◆ **EXERCISE PROMPT**
Work out how many lines in the data include the string "Super"; reply with that number alone.

*** INPUT DATA ***

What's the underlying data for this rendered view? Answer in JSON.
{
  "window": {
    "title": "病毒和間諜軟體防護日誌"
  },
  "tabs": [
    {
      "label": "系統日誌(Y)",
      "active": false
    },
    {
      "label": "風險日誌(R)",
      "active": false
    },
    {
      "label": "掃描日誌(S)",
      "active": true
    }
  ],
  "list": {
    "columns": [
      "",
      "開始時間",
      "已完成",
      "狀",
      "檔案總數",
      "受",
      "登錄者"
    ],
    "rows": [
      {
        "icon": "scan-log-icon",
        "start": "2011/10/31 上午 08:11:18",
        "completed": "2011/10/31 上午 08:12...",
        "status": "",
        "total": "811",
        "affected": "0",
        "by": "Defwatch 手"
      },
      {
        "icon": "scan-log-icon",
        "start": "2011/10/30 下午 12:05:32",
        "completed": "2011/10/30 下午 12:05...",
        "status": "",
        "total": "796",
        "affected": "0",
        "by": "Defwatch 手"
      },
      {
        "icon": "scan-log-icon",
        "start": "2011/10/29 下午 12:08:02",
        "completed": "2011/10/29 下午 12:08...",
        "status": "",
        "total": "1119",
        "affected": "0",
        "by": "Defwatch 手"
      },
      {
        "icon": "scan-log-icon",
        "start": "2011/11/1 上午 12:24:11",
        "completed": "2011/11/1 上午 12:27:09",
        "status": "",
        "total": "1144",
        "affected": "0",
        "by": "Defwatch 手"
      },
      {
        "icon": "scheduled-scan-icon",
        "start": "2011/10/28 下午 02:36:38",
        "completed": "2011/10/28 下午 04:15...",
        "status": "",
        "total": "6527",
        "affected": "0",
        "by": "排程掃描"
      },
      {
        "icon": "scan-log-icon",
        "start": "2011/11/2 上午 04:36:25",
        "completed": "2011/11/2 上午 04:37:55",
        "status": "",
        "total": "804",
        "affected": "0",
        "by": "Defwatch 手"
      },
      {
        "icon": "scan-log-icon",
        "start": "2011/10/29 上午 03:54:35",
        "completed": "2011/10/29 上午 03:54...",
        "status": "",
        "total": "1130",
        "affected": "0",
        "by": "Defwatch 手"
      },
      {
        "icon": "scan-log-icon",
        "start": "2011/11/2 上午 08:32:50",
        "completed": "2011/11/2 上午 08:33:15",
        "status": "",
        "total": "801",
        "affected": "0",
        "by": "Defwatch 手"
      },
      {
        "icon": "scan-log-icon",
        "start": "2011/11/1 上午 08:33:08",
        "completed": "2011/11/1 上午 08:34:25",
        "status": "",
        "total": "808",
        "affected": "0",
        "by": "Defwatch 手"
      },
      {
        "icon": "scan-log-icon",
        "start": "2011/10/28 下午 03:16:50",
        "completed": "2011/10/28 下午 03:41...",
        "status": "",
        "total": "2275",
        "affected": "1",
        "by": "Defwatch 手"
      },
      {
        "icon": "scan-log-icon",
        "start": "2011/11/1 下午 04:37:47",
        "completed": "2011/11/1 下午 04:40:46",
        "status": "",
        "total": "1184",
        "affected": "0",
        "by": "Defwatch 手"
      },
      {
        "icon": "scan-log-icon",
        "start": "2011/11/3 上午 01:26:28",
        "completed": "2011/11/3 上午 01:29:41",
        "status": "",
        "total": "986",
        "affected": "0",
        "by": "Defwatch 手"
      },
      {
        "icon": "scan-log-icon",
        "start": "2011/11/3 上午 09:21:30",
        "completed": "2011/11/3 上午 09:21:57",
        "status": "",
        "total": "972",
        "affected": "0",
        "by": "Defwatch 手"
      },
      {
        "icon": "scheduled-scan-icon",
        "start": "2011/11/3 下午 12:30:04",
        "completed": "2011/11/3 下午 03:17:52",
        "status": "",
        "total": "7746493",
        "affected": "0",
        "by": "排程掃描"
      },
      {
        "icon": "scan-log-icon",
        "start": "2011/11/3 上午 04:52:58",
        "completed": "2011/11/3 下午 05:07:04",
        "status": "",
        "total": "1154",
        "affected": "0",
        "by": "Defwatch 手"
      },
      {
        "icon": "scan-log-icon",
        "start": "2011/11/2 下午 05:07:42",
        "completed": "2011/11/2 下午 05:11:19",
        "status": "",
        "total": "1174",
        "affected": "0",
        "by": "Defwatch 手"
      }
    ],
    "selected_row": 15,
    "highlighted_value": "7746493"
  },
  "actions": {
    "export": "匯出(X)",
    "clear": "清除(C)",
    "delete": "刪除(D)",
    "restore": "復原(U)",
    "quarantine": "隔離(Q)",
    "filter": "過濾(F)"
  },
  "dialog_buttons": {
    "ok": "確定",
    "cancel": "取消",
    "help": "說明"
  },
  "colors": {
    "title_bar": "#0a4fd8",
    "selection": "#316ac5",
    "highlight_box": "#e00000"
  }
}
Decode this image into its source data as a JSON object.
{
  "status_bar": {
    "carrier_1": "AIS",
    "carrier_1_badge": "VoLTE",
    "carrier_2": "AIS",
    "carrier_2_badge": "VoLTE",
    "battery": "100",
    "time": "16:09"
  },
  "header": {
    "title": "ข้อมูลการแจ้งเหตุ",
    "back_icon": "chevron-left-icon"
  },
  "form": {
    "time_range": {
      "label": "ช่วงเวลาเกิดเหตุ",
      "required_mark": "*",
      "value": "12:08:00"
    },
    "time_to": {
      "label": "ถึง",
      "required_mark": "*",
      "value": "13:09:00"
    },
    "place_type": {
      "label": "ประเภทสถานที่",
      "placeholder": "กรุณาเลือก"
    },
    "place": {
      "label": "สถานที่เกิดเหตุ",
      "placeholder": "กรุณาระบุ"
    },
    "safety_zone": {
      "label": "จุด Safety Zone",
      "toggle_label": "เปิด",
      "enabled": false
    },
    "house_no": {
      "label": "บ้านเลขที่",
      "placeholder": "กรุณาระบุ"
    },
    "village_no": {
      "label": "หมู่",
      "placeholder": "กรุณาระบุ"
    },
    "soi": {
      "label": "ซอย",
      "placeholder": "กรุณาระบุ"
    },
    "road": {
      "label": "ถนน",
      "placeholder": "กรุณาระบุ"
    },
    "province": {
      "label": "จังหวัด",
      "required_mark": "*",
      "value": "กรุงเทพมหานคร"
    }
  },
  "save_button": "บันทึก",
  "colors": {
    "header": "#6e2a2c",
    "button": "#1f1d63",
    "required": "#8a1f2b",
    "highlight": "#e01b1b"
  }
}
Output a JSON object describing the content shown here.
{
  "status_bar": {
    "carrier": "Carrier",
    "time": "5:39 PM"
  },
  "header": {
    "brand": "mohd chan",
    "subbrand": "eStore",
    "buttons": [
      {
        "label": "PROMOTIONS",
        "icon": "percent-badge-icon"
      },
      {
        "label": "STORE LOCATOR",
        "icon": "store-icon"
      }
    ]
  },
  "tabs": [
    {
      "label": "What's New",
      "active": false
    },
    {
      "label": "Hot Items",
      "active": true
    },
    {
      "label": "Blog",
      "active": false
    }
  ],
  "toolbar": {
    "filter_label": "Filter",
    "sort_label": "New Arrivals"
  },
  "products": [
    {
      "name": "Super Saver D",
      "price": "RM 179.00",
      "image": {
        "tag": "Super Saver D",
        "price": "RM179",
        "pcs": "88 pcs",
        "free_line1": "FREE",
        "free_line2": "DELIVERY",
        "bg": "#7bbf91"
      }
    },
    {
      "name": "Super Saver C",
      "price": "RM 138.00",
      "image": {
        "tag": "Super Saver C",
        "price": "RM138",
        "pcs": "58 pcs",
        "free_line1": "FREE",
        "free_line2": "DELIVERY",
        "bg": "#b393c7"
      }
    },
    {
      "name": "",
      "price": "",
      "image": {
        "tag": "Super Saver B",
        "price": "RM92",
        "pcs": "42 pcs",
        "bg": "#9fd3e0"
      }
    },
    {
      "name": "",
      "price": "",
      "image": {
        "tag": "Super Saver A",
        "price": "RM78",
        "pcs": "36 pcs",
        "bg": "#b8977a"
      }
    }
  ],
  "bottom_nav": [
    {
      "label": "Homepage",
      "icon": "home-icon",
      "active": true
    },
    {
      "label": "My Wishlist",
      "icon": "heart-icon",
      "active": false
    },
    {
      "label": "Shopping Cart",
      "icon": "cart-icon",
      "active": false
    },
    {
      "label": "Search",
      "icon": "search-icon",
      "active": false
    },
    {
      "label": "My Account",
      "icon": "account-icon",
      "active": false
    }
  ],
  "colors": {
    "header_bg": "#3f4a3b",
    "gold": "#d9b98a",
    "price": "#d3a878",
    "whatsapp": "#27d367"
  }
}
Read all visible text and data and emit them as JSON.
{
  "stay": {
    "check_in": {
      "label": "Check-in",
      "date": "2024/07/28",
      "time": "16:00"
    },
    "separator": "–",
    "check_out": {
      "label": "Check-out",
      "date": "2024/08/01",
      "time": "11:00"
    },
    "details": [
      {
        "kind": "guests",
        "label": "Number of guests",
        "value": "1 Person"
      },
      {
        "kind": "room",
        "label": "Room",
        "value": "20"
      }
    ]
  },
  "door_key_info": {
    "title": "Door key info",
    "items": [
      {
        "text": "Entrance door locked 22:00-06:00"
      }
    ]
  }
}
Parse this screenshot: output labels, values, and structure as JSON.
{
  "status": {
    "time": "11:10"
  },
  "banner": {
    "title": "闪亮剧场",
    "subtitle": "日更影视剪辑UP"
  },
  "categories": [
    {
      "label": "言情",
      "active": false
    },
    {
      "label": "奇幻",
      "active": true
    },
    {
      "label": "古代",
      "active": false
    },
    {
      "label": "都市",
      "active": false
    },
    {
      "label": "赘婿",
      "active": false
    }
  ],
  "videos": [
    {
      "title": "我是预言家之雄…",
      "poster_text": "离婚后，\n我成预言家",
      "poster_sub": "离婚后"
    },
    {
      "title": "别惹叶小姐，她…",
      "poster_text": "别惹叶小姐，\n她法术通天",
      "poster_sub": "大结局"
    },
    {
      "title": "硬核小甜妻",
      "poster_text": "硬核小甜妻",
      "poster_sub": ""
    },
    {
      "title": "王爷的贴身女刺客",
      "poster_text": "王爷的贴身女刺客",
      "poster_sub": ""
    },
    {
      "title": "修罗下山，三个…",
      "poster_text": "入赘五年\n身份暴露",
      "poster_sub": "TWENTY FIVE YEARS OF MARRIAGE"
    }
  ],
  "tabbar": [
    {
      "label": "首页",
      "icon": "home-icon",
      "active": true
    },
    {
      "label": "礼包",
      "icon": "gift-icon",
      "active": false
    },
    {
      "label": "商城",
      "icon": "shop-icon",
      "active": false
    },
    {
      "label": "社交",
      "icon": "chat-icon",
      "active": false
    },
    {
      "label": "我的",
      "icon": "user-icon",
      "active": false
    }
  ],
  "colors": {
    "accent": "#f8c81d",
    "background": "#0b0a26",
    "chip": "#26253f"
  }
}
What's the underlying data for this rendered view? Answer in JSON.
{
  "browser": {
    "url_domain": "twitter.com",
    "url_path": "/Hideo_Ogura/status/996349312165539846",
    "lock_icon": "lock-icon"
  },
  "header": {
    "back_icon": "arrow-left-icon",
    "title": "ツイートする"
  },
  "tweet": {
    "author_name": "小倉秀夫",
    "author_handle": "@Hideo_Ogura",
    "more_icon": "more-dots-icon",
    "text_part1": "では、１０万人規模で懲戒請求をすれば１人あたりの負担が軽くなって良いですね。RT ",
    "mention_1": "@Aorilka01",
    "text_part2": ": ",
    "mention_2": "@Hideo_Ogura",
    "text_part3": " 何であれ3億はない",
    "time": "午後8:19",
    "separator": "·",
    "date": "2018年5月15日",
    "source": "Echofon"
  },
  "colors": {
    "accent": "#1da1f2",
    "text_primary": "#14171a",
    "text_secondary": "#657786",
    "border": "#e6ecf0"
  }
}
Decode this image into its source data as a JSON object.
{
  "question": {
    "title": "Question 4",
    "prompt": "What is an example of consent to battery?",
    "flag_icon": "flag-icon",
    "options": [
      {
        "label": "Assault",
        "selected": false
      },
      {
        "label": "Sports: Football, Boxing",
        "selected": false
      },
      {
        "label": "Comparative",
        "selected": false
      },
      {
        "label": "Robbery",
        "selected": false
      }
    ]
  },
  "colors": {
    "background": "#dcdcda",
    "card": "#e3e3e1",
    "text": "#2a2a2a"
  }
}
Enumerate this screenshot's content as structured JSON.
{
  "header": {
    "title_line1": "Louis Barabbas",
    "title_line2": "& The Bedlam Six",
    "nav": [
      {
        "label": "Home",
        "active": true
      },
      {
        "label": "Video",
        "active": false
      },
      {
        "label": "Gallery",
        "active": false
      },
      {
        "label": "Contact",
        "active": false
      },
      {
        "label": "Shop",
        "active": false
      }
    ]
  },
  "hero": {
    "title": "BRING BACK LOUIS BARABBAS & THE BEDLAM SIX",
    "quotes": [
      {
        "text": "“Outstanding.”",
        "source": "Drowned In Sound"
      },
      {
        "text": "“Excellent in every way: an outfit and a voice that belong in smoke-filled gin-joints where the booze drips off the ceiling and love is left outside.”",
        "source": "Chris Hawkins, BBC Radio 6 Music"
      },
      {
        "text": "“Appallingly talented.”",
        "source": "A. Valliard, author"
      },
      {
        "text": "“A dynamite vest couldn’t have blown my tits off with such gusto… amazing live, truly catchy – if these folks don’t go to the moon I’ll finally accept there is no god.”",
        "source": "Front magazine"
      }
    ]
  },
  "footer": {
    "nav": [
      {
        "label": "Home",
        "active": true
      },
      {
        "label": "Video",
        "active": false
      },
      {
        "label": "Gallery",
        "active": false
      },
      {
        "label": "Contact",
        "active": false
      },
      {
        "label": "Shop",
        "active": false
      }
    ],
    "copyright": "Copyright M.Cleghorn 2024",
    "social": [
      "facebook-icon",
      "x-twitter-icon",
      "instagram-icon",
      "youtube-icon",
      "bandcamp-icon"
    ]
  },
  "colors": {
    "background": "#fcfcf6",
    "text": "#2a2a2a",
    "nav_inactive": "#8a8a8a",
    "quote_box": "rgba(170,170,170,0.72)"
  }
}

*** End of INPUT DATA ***

◆ **ANSWER**
6